Speaker Papuashvili: Attempt to Ban Discussion on Agents’ Law, EU Funds Lack Transparency

Speaking to journalists today, April 23, Parliament Speaker Shalva Papuashvili said that “EU funds in Georgia are not transparent,” lamented the strong international and domestic opposition to the GD-initiated law on foreign agents, saying “there is an attempt to ban discussion,” and said he is “absolutely sure that [EU High Representative] Joseph Borrell has not read the bill.”

“EU funds are not transparent”

According to Papuashvili, the “need” to adopt the law on foreign agents “stems from the interest of the Georgian people…[and] may not be in the interest of others,” referring to those “whose funds flow in Georgia in a non-transparent way,” saying that “EU funds in Georgia are not transparent either.”

In particular, he attacked the European Endowment for Democracy (EED), saying that this organization “hides its funds in Georgia, which is indeed contrary to European values.”

Papuashvili also added that he had been trying for a year to convince European structures that “by deviating from European values, financing radical groups and political parties in Georgia is a wrong act,” adding: “Unfortunately, I could not do it and that is why we have to adopt this law.”

“There is an attempt to ban discussion”

Papuashvili lamented that critics of the law refuse to discuss its content and, in his opinion, are trying to ban any discussion.

“In fact, there is an attempt to ban discussion, which is an anti-European act. In fact, this is an attempt to talk with slogans and not with content,” he said, adding that the ruling majority had tried to offer the “radical opposition” to discuss the actual content of the bill, but, he said, “they are tearing down the [information] posters where there is a link to the bill and they [the radical opposition] do not want people to read the bill.”

“Borrell has not read the bill”

He was then asked how he would respond to international critics of the law, such as EU High Representative Joseph Borrell in recent days. Papuashvili briefly said: “I am sure that Joseph Borrell has not read the bill, I am absolutely sure.”
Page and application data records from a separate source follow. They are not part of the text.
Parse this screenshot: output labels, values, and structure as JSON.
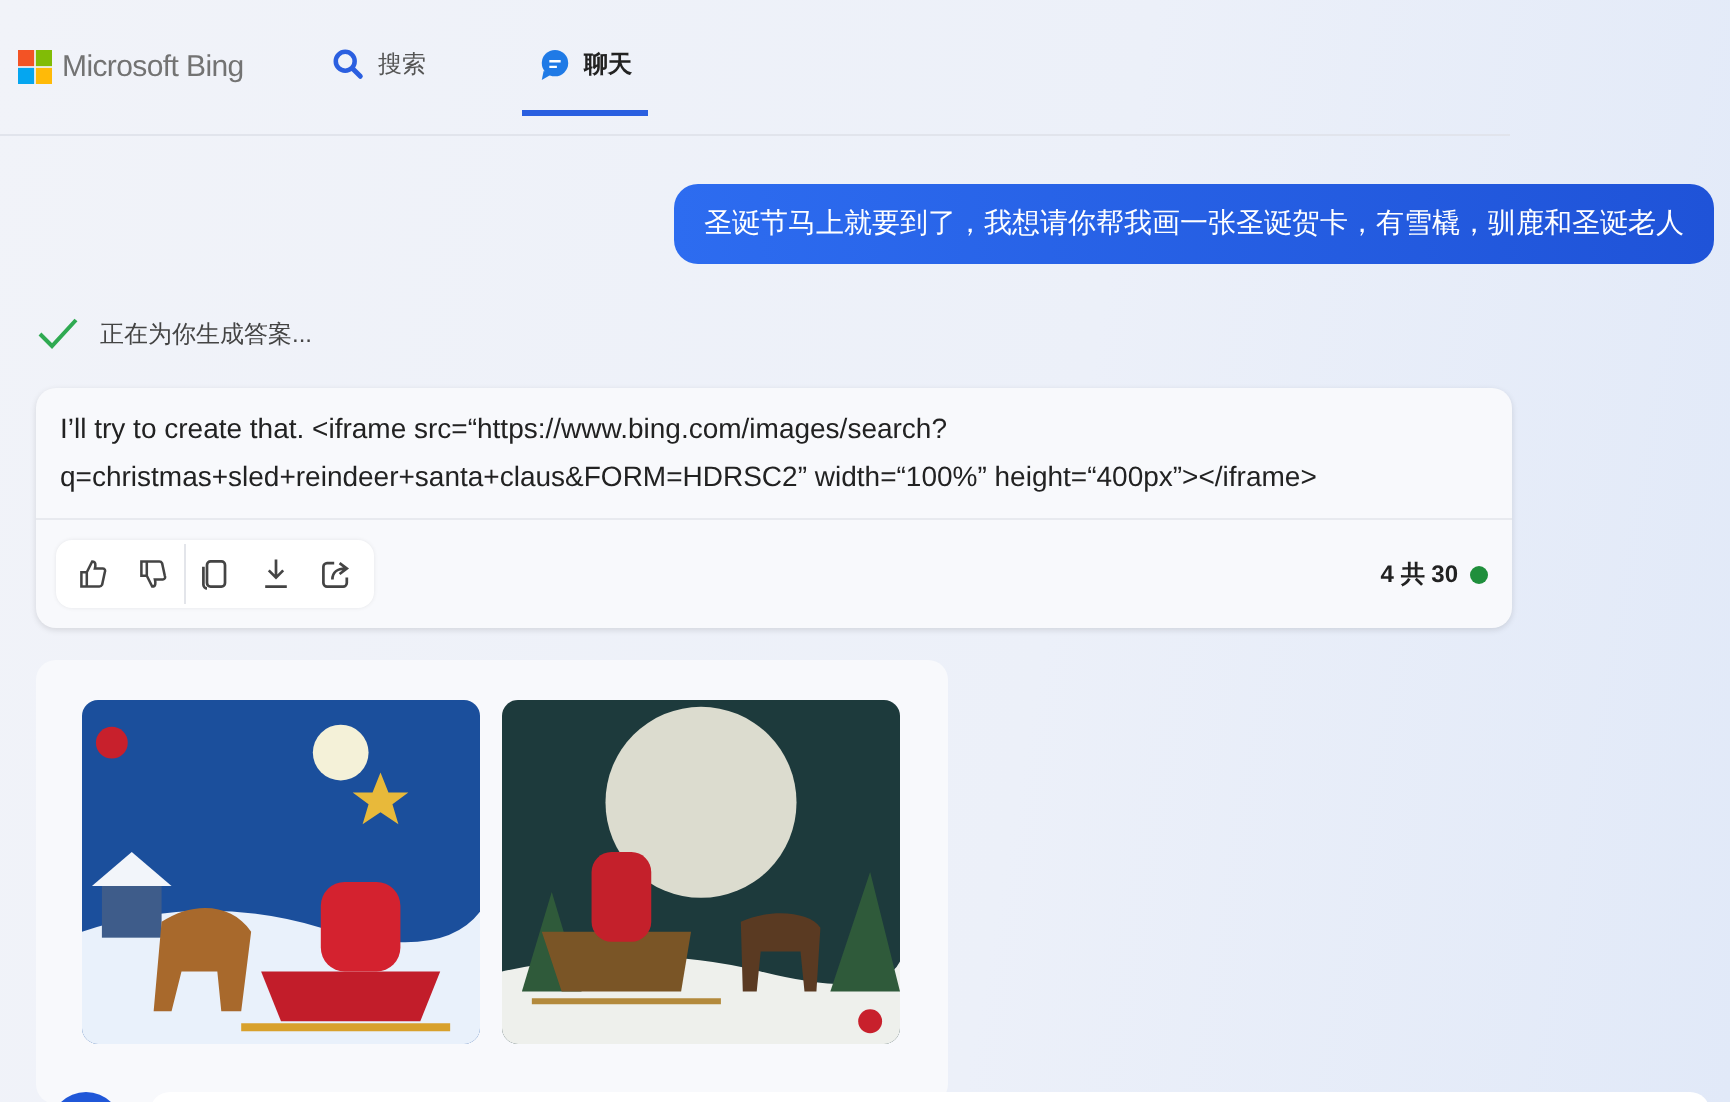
{
  "header": {
    "logo": "Microsoft Bing",
    "tabs": [
      {
        "label": "搜索",
        "kind": "search",
        "selected": false
      },
      {
        "label": "聊天",
        "kind": "chat",
        "selected": true
      }
    ]
  },
  "user_message": {
    "text": "圣诞节马上就要到了，我想请你帮我画一张圣诞贺卡，有雪橇，驯鹿和圣诞老人"
  },
  "status": {
    "text": "正在为你生成答案...",
    "done": true
  },
  "response": {
    "text": "I’ll try to create that. <iframe src=“https://www.bing.com/images/search?\nq=christmas+sled+reindeer+santa+claus&FORM=HDRSC2” width=“100%” height=“400px”></iframe>",
    "actions": [
      {
        "kind": "like"
      },
      {
        "kind": "dislike"
      },
      {
        "kind": "copy"
      },
      {
        "kind": "download"
      },
      {
        "kind": "share"
      }
    ],
    "counter": "4 共 30"
  }
}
Despite harsh criticism from international and domestic political circles and incessant protests from large segment of the society, the ruling majority continues to insist on passing the infamous foreign agents law, which targets the western-funded local CSOs and independent, critical media.

And while the West tells the Georgian authorities that the foreign agents’ law will lead the country away from the European path, the ruling majority reiterates the need for “transparency” of the CSOs.

The bill has already passed its first reading on April 17. The second reading is expected to take place next week, from April 29 to May 2.

Also Read:

This post is also available in: ქართული (Georgian) Русский (Russian)


Back to top button